We must apply Pennsylvania law to the plaintiff's allegations pleaded in Count II of the complaint. In interpreting Pennsylvania law, we are bound by the decisions of the Supreme Court of Pennsylvania. National Surety Corp. v. Midland Bank, 551 F.2d 21 (3d Cir. 1977). Where the highest court of Pennsylvania has not decided an issue, however, we must predict the manner in which that court would decide the issue. Becker v. Interstate Properties, 569 F.2d 1203 (3d Cir. 1977), cert. denied, 436 U.S. 906, 98 S. Ct. 2237, 56 L. Ed. 2d 404 (1978). In making such a prediction, decisions of the Superior Court of Pennsylvania may be considered "as an indication of how the state's highest court would rule." Adams v. Cuyler, 592 F.2d 720, 725 n.5 (3d Cir. 1979).
A. Recovery of Punitive Damages in a Contract Action
As heretofore pointed out, the plaintiff in Count II demands punitive damages only and does not state whether his claim for punitive damages is in assumpsit or trespass. We shall, however, assume that in Count II the plaintiff has alleged a breach of contract action based on the defendant's breach of its duty as an insurer to deal fairly and in good faith with the plaintiff. In Gray v. Nationwide Mutual Insurance Co., 422 Pa. 500, 223 A.2d 8 (1966), the Supreme Court of Pennsylvania acknowledged the existence of a contract action by an insured party against his insurer for breach of the insurer's duty to deal fairly and in good faith with an insured party. The Gray Court stated that an insurer had an obligation to represent in good faith the rights of the insured, and held that:

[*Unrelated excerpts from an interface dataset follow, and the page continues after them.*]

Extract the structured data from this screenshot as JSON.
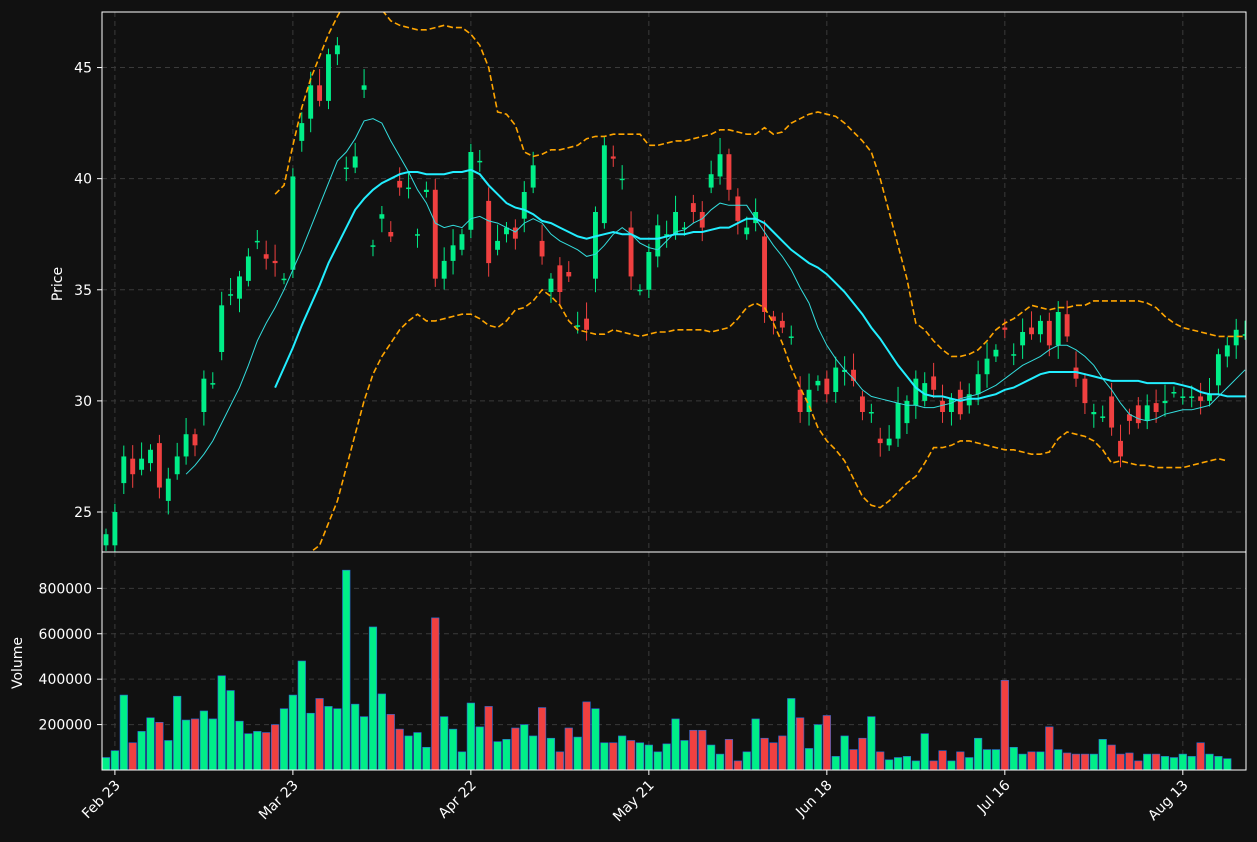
{
  "colors": {
    "background": "#111111",
    "up": "#00ee88",
    "down": "#f04040",
    "sma_fast": "#33dddd",
    "sma_slow": "#22eeff",
    "bollinger": "#ffa500",
    "grid": "#3a3a3a",
    "spine": "#ffffff"
  },
  "chart_data": [
    {
      "type": "candlestick",
      "ylabel": "Price",
      "ylim": [
        23.2,
        47.5
      ],
      "yticks": [
        25,
        30,
        35,
        40,
        45
      ],
      "grid": true,
      "x_tick_labels": [
        "Feb 23",
        "Mar 23",
        "Apr 22",
        "May 21",
        "Jun 18",
        "Jul 16",
        "Aug 13"
      ],
      "x_tick_index": [
        1,
        21,
        41,
        61,
        81,
        101,
        121
      ],
      "close": [
        24.0,
        25.0,
        27.5,
        26.7,
        27.4,
        27.8,
        26.1,
        26.5,
        27.5,
        28.5,
        28.0,
        31.0,
        30.8,
        34.3,
        34.8,
        35.6,
        36.5,
        37.2,
        36.4,
        36.2,
        35.5,
        40.1,
        42.5,
        44.2,
        43.5,
        45.6,
        46.0,
        40.5,
        41.0,
        44.2,
        37.0,
        38.4,
        37.4,
        39.6,
        39.6,
        37.5,
        39.5,
        35.5,
        36.3,
        37.0,
        37.5,
        41.2,
        40.8,
        36.2,
        37.2,
        37.8,
        37.3,
        39.4,
        40.6,
        36.5,
        35.5,
        34.9,
        35.6,
        33.4,
        33.2,
        38.5,
        41.5,
        40.9,
        40.0,
        35.6,
        35.0,
        36.7,
        37.9,
        37.5,
        38.5,
        37.8,
        38.5,
        37.8,
        40.2,
        41.1,
        39.5,
        38.1,
        37.8,
        38.5,
        34.0,
        33.6,
        33.3,
        32.9,
        29.5,
        30.5,
        30.9,
        30.3,
        31.5,
        31.4,
        30.9,
        29.5,
        29.5,
        28.1,
        28.3,
        29.9,
        30.0,
        31.0,
        30.8,
        30.5,
        29.5,
        30.1,
        29.4,
        30.3,
        31.2,
        31.9,
        32.3,
        33.2,
        32.1,
        33.1,
        33.0,
        33.6,
        32.5,
        34.0,
        32.9,
        31.0,
        29.9,
        29.5,
        29.3,
        28.8,
        27.5,
        29.1,
        29.0,
        29.8,
        29.5,
        30.0,
        30.4,
        30.2,
        30.2,
        30.0,
        30.3,
        32.1,
        32.5,
        33.2,
        33.0
      ],
      "open": [
        23.5,
        23.5,
        26.3,
        27.4,
        26.9,
        27.2,
        28.1,
        25.5,
        26.7,
        27.5,
        28.5,
        29.5,
        30.8,
        32.2,
        34.8,
        34.6,
        35.4,
        37.2,
        36.6,
        36.3,
        35.5,
        35.9,
        41.7,
        42.7,
        44.2,
        43.5,
        45.6,
        40.5,
        40.5,
        44.0,
        37.0,
        38.2,
        37.6,
        39.9,
        39.6,
        37.5,
        39.4,
        39.5,
        35.5,
        36.3,
        36.8,
        37.7,
        40.8,
        39.0,
        36.8,
        37.5,
        37.8,
        38.2,
        39.6,
        37.2,
        34.9,
        36.1,
        35.8,
        33.4,
        33.7,
        35.5,
        38.0,
        41.0,
        40.0,
        37.8,
        35.0,
        35.0,
        36.5,
        37.5,
        37.5,
        37.8,
        38.9,
        38.5,
        39.6,
        40.1,
        41.1,
        39.2,
        37.5,
        38.0,
        37.4,
        33.8,
        33.6,
        32.9,
        30.5,
        29.5,
        30.7,
        31.0,
        30.4,
        31.3,
        31.4,
        30.2,
        29.5,
        28.3,
        28.0,
        28.3,
        29.0,
        29.8,
        30.0,
        31.1,
        30.0,
        29.5,
        30.5,
        29.8,
        30.3,
        31.2,
        32.0,
        33.3,
        32.1,
        32.5,
        33.3,
        33.0,
        33.6,
        32.5,
        33.9,
        31.5,
        31.0,
        29.4,
        29.3,
        30.2,
        28.2,
        29.4,
        29.8,
        29.1,
        29.9,
        29.9,
        30.4,
        30.2,
        30.2,
        30.2,
        30.0,
        30.7,
        32.0,
        32.5,
        33.0
      ],
      "sma_fast": [
        null,
        null,
        null,
        null,
        null,
        null,
        null,
        null,
        null,
        26.7,
        27.1,
        27.6,
        28.2,
        29.0,
        29.8,
        30.6,
        31.6,
        32.7,
        33.5,
        34.2,
        35.0,
        35.9,
        36.8,
        37.8,
        38.8,
        39.8,
        40.8,
        41.2,
        41.8,
        42.6,
        42.7,
        42.5,
        41.7,
        41.0,
        40.3,
        39.5,
        38.9,
        38.0,
        37.8,
        37.9,
        37.8,
        38.2,
        38.3,
        38.1,
        38.0,
        37.8,
        37.6,
        38.0,
        38.2,
        38.0,
        37.5,
        37.2,
        37.0,
        36.8,
        36.5,
        36.6,
        37.0,
        37.5,
        37.8,
        37.5,
        37.1,
        36.9,
        36.8,
        37.2,
        37.6,
        37.7,
        38.0,
        38.2,
        38.6,
        38.9,
        38.8,
        38.8,
        38.8,
        38.2,
        37.6,
        37.0,
        36.5,
        35.9,
        35.1,
        34.4,
        33.3,
        32.5,
        31.9,
        31.4,
        31.0,
        30.5,
        30.2,
        30.1,
        30.0,
        29.9,
        29.8,
        29.8,
        29.7,
        29.7,
        29.8,
        29.9,
        30.1,
        30.2,
        30.3,
        30.5,
        30.7,
        31.0,
        31.3,
        31.6,
        31.8,
        32.0,
        32.3,
        32.5,
        32.5,
        32.3,
        32.0,
        31.6,
        31.0,
        30.5,
        29.9,
        29.4,
        29.2,
        29.1,
        29.2,
        29.4,
        29.5,
        29.6,
        29.6,
        29.7,
        29.8,
        30.2,
        30.6,
        31.0,
        31.4
      ],
      "sma_slow": [
        null,
        null,
        null,
        null,
        null,
        null,
        null,
        null,
        null,
        null,
        null,
        null,
        null,
        null,
        null,
        null,
        null,
        null,
        null,
        30.6,
        31.5,
        32.4,
        33.4,
        34.3,
        35.2,
        36.2,
        37.0,
        37.8,
        38.6,
        39.1,
        39.5,
        39.8,
        40.0,
        40.2,
        40.3,
        40.3,
        40.2,
        40.2,
        40.2,
        40.3,
        40.3,
        40.4,
        40.2,
        39.7,
        39.3,
        38.9,
        38.7,
        38.6,
        38.4,
        38.1,
        38.0,
        37.8,
        37.6,
        37.4,
        37.3,
        37.4,
        37.5,
        37.6,
        37.5,
        37.5,
        37.3,
        37.3,
        37.3,
        37.4,
        37.5,
        37.5,
        37.6,
        37.6,
        37.7,
        37.8,
        37.8,
        38.0,
        38.2,
        38.2,
        38.0,
        37.6,
        37.2,
        36.8,
        36.5,
        36.2,
        36.0,
        35.7,
        35.3,
        34.9,
        34.4,
        33.9,
        33.3,
        32.8,
        32.2,
        31.6,
        31.1,
        30.6,
        30.3,
        30.2,
        30.2,
        30.1,
        30.0,
        30.1,
        30.1,
        30.2,
        30.3,
        30.5,
        30.6,
        30.8,
        31.0,
        31.2,
        31.3,
        31.3,
        31.3,
        31.3,
        31.2,
        31.1,
        31.0,
        30.9,
        30.9,
        30.9,
        30.9,
        30.8,
        30.8,
        30.8,
        30.8,
        30.7,
        30.6,
        30.4,
        30.3,
        30.3,
        30.2,
        30.2,
        30.2,
        30.2
      ],
      "bb_upper": [
        null,
        null,
        null,
        null,
        null,
        null,
        null,
        null,
        null,
        null,
        null,
        null,
        null,
        null,
        null,
        null,
        null,
        null,
        null,
        39.3,
        39.7,
        41.5,
        43.2,
        44.5,
        45.5,
        46.5,
        47.3,
        48.0,
        48.6,
        48.5,
        48.0,
        47.6,
        47.1,
        46.9,
        46.8,
        46.7,
        46.7,
        46.8,
        46.9,
        46.8,
        46.8,
        46.5,
        46.0,
        45.0,
        43.0,
        42.9,
        42.4,
        41.2,
        41.0,
        41.1,
        41.3,
        41.3,
        41.4,
        41.5,
        41.8,
        41.9,
        41.9,
        42.0,
        42.0,
        42.0,
        42.0,
        41.5,
        41.5,
        41.6,
        41.7,
        41.7,
        41.8,
        41.9,
        42.0,
        42.2,
        42.2,
        42.1,
        42.0,
        42.0,
        42.3,
        42.0,
        42.1,
        42.5,
        42.7,
        42.9,
        43.0,
        42.9,
        42.8,
        42.5,
        42.1,
        41.7,
        41.2,
        40.0,
        38.5,
        37.0,
        35.5,
        33.5,
        33.2,
        32.7,
        32.3,
        32.0,
        32.0,
        32.1,
        32.3,
        32.7,
        33.2,
        33.5,
        33.7,
        34.0,
        34.3,
        34.2,
        34.1,
        34.2,
        34.2,
        34.3,
        34.3,
        34.5,
        34.5,
        34.5,
        34.5,
        34.5,
        34.5,
        34.4,
        34.2,
        33.8,
        33.5,
        33.3,
        33.2,
        33.1,
        33.0,
        32.9,
        32.9,
        32.9,
        32.9
      ],
      "bb_lower": [
        null,
        null,
        null,
        null,
        null,
        null,
        null,
        null,
        null,
        null,
        null,
        null,
        null,
        null,
        null,
        null,
        null,
        null,
        null,
        null,
        null,
        22.0,
        22.3,
        23.2,
        23.5,
        24.5,
        25.5,
        27.0,
        28.5,
        30.0,
        31.2,
        32.0,
        32.6,
        33.2,
        33.6,
        33.9,
        33.6,
        33.6,
        33.7,
        33.8,
        33.9,
        33.9,
        33.7,
        33.4,
        33.3,
        33.6,
        34.1,
        34.2,
        34.5,
        35.0,
        34.7,
        34.3,
        33.6,
        33.2,
        33.1,
        33.0,
        33.0,
        33.2,
        33.1,
        33.0,
        32.9,
        33.0,
        33.1,
        33.1,
        33.2,
        33.2,
        33.2,
        33.2,
        33.1,
        33.2,
        33.3,
        33.7,
        34.2,
        34.4,
        34.2,
        33.5,
        32.6,
        31.5,
        30.6,
        29.8,
        28.8,
        28.2,
        27.8,
        27.3,
        26.5,
        25.7,
        25.3,
        25.2,
        25.5,
        25.9,
        26.3,
        26.6,
        27.2,
        27.9,
        27.9,
        28.0,
        28.2,
        28.2,
        28.1,
        28.0,
        27.9,
        27.8,
        27.8,
        27.7,
        27.6,
        27.6,
        27.7,
        28.3,
        28.6,
        28.5,
        28.4,
        28.2,
        27.8,
        27.2,
        27.3,
        27.2,
        27.1,
        27.1,
        27.0,
        27.0,
        27.0,
        27.0,
        27.1,
        27.2,
        27.3,
        27.4,
        27.3
      ]
    },
    {
      "type": "bar",
      "ylabel": "Volume",
      "ylim": [
        0,
        960000
      ],
      "yticks": [
        200000,
        400000,
        600000,
        800000
      ],
      "grid": true,
      "values": [
        55000,
        85000,
        330000,
        120000,
        170000,
        230000,
        210000,
        130000,
        325000,
        220000,
        225000,
        260000,
        225000,
        415000,
        350000,
        215000,
        160000,
        170000,
        165000,
        200000,
        270000,
        330000,
        480000,
        250000,
        315000,
        280000,
        270000,
        880000,
        290000,
        235000,
        630000,
        335000,
        245000,
        180000,
        150000,
        165000,
        100000,
        670000,
        235000,
        180000,
        80000,
        295000,
        190000,
        280000,
        125000,
        135000,
        185000,
        200000,
        150000,
        275000,
        140000,
        80000,
        185000,
        145000,
        300000,
        270000,
        120000,
        120000,
        150000,
        130000,
        120000,
        110000,
        80000,
        115000,
        225000,
        130000,
        175000,
        175000,
        110000,
        70000,
        135000,
        40000,
        80000,
        225000,
        140000,
        120000,
        150000,
        315000,
        230000,
        95000,
        200000,
        240000,
        60000,
        150000,
        90000,
        140000,
        235000,
        80000,
        45000,
        55000,
        60000,
        40000,
        160000,
        40000,
        85000,
        40000,
        80000,
        55000,
        140000,
        90000,
        90000,
        395000,
        100000,
        70000,
        80000,
        80000,
        190000,
        90000,
        75000,
        70000,
        70000,
        70000,
        135000,
        110000,
        70000,
        75000,
        40000,
        70000,
        70000,
        60000,
        55000,
        70000,
        60000,
        120000,
        70000,
        60000,
        50000
      ]
    }
  ]
}
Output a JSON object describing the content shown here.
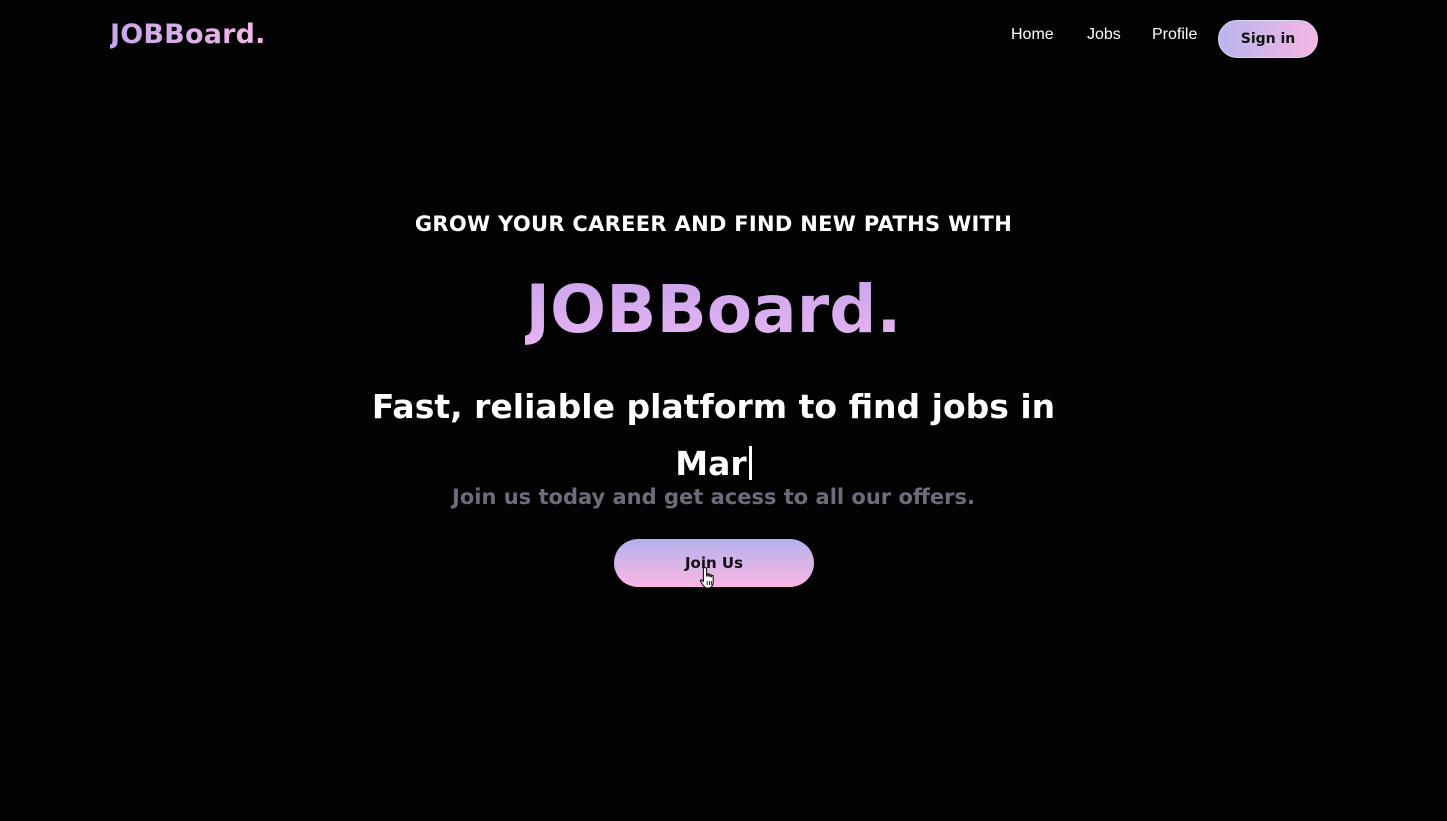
{
  "navbar": {
    "logo": "JOBBoard.",
    "links": [
      {
        "label": "Home"
      },
      {
        "label": "Jobs"
      },
      {
        "label": "Profile"
      }
    ],
    "signin_label": "Sign in"
  },
  "hero": {
    "kicker": "GROW YOUR CAREER AND FIND NEW PATHS WITH",
    "brand": "JOBBoard.",
    "tagline": "Fast, reliable platform to find jobs in",
    "typed_text": "Mar",
    "subtitle": "Join us today and get acess to all our offers.",
    "cta_label": "Join Us"
  },
  "colors": {
    "background": "#030303",
    "gradient_start": "#b3b2ec",
    "gradient_end": "#fbb6e4",
    "subtitle": "#6c6c7a"
  },
  "icons": {
    "pointer": "hand-pointer-cursor-icon"
  }
}
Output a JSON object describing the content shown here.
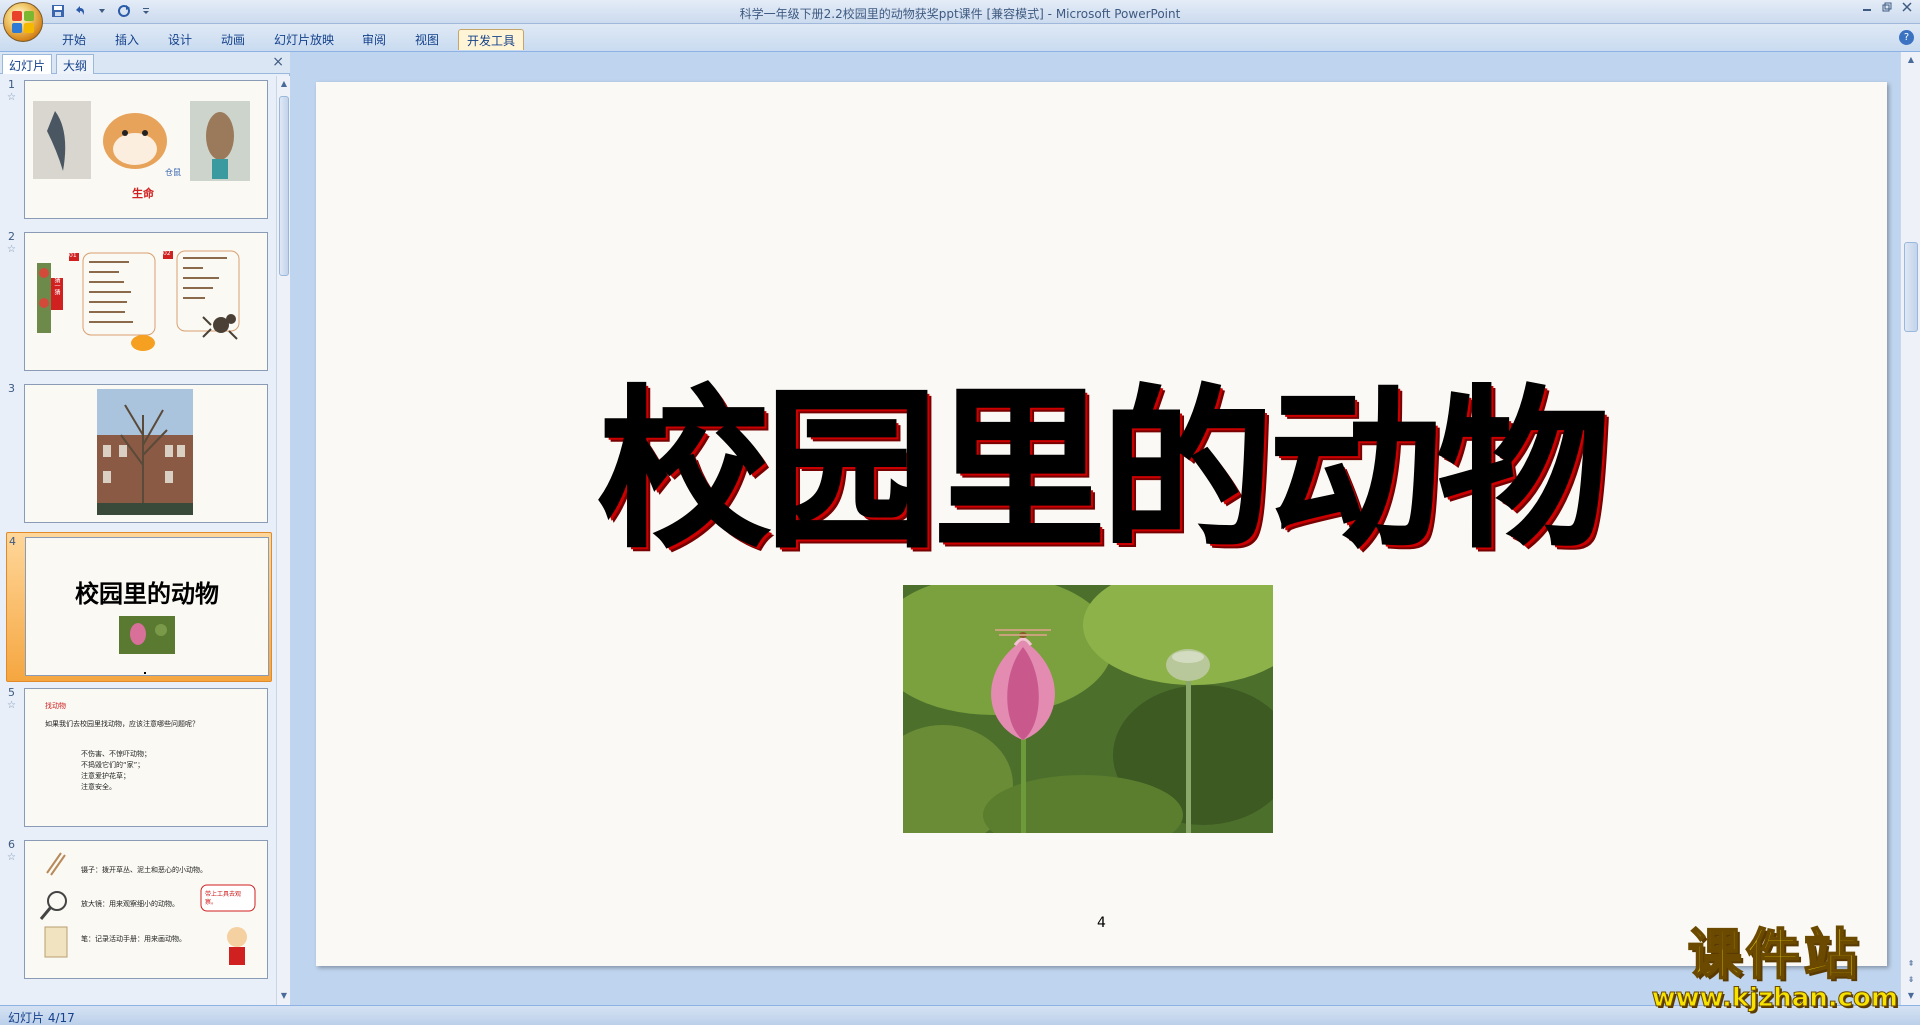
{
  "window": {
    "title": "科学一年级下册2.2校园里的动物获奖ppt课件 [兼容模式] - Microsoft PowerPoint"
  },
  "ribbon": {
    "tabs": [
      {
        "label": "开始"
      },
      {
        "label": "插入"
      },
      {
        "label": "设计"
      },
      {
        "label": "动画"
      },
      {
        "label": "幻灯片放映"
      },
      {
        "label": "审阅"
      },
      {
        "label": "视图"
      },
      {
        "label": "开发工具"
      }
    ],
    "active_tab": "开发工具"
  },
  "pane": {
    "tabs": [
      {
        "label": "幻灯片"
      },
      {
        "label": "大纲"
      }
    ],
    "close_icon": "×"
  },
  "thumbnails": [
    {
      "number": "1",
      "caption": "生命",
      "side_label": "仓鼠"
    },
    {
      "number": "2",
      "left_tag": "01",
      "right_tag": "02",
      "banner": "猜一猜"
    },
    {
      "number": "3"
    },
    {
      "number": "4",
      "title": "校园里的动物",
      "selected": true
    },
    {
      "number": "5",
      "head": "找动物",
      "line1": "如果我们去校园里找动物，应该注意哪些问题呢？",
      "line2": "不伤害、不惊吓动物；",
      "line3": "不捣毁它们的“家”；",
      "line4": "注意爱护花草；",
      "line5": "注意安全。"
    },
    {
      "number": "6",
      "row1": "镊子：拨开草丛、泥土和恶心的小动物。",
      "row2": "放大镜：用来观察细小的动物。",
      "row3": "笔：记录活动手册：用来画动物。",
      "bubble": "带上工具去观察。"
    }
  ],
  "slide": {
    "title": "校园里的动物",
    "page_number": "4"
  },
  "status": {
    "text": "幻灯片 4/17"
  },
  "watermark": {
    "brand": "课件站",
    "url": "www.kjzhan.com"
  },
  "colors": {
    "ribbon_bg": "#dfe9f5",
    "selected_slot": "#f5a640",
    "title_shadow": "#cc0000",
    "watermark": "#f7e200"
  }
}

a breach of such an obligation constitutes a breach of the insurance contract for which an action in assumpsit will lie. Id. 223 A.2d at 11.
There is nothing in Gray, however, authorizing the recovery of punitive damages in such an action of assumpsit. On the contrary, it is well established law in Pennsylvania that punitive damages are not recoverable in an action in assumpsit. Fincke v. Phoenix Mutual Life Insurance Co., 448 F. Supp. 187 (W.D.Pa.1978); Carpel v. Saget Studios, Inc., 326 F. Supp. 1331 (E.D.Pa.1971); Pittsburgh, C. & St. L. Ry. Co. v. Lyon, 123 Pa. 140, 16 A. 607 (1889); Restatement of Contracts, § 342. Therefore, assuming Count II attempts to allege a breach of contract action for breach of the insurer's duty of fair dealing as authorized by Gray, it must be dismissed for failure to state a claim upon which relief can be granted since it demands punitive damages only in an action of assumpsit.
B. Recovery of Punitive Damages in Tort for Intentional Infliction of Emotional Distress
If we consider Count II of the complaint as seeking punitive damages only in a trespass action, the allegations of Count II may be interpreted as pleading an action in tort for intentional infliction of emotional distress. Section 46 of the Restatement (Second) of Torts, which defines the elements of this action, provides:
One who by extreme and outrageous conduct intentionally or recklessly causes severe emotional distress to another is subject to liability for such emotional distress, and if bodily harm to the other results from it, for such bodily harm.